#MyrtleMondays: The Girl Detective, Part 2

Earlier this year, I introduced you to one of mystery fiction’s first young female sleuths. Today I have another treat for you!

For Part I of my series on girl detectives, featuring “New York Nell,” click here. 

If you read this blog, chances are you’re a fan of the girl detective. Whether you’re getting caught up with Myrtle Hardcastle or grew up with Nancy Drew, you are enjoying a breed of sleuth that has been entertaining readers and outwitting criminals since the earliest days of detective fiction.

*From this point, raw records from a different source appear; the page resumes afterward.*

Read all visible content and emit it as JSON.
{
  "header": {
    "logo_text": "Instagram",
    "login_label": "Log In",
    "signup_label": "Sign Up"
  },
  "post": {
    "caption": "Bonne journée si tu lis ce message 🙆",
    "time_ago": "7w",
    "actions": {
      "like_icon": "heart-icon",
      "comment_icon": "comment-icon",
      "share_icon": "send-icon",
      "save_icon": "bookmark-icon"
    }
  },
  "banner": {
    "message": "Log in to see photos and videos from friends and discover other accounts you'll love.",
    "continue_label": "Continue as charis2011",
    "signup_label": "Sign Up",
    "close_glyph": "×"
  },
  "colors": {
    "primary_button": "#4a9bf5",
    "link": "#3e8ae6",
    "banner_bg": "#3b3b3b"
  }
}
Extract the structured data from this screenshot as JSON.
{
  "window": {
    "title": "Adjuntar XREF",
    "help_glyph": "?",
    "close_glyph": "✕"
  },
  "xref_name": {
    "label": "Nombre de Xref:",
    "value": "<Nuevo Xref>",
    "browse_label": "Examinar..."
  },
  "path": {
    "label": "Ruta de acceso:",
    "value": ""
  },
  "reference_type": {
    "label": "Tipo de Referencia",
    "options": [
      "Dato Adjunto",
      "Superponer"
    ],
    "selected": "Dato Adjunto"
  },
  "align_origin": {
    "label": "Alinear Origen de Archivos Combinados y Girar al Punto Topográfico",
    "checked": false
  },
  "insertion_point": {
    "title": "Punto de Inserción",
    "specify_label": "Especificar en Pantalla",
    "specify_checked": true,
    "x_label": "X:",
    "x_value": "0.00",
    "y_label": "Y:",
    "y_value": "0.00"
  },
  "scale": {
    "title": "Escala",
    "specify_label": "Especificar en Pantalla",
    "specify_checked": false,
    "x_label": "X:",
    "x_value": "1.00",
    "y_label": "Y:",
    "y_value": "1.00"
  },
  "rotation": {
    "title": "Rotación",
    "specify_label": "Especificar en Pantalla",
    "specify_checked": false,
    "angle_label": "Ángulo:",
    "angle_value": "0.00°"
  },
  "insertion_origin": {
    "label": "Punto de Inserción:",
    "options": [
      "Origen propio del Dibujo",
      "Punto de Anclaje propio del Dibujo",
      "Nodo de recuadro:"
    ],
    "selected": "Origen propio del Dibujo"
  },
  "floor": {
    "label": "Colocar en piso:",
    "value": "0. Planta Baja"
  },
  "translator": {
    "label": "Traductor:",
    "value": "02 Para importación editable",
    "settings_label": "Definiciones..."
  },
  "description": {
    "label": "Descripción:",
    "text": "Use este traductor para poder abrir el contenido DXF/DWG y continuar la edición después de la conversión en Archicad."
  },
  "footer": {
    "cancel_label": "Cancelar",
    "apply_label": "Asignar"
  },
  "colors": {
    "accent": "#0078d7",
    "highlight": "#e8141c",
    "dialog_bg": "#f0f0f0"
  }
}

Today’s story comes from turn-of-the-twentieth century America, and adds to its author’s pantheon of heroic young women. She’s  less well known than that more famous Kansas girl, Dorothy, but this heroine lives up to her name in every way.

L. Frank Baum’s Phoebe Daring, 1912, was part of publisher Reilley & Britton’s catalogue of “exhilarating stories for girls of today.” When young Phoebe’s friend is falsely accused of a shocking crime, she sets out to prove his innocence. Her investigation unravels a web of conspiracy binding together her small town and divides the community—those invested in maintaining the status quo, and those galvanized by her quest for the truth.

Project Gutenberg has a nicely formatted e-book edition, including the gorgeous original illustrations by Joseph Pierre Nuyttens; and LibriVox has all twenty-six chapters in an audio edition.

Phoebe made another appearance, alongside brother Phil, in 1911.

Phoebe Daring is not just a cracking good mystery full of lively characters, a colorful setting, dastardly villains, and noble heroes. It’s also an inspiring tale about truth, fairness, and the role everyone can play in the pursuit of justice—from the most powerful men in the land to the youngest members of a community. Enjoy!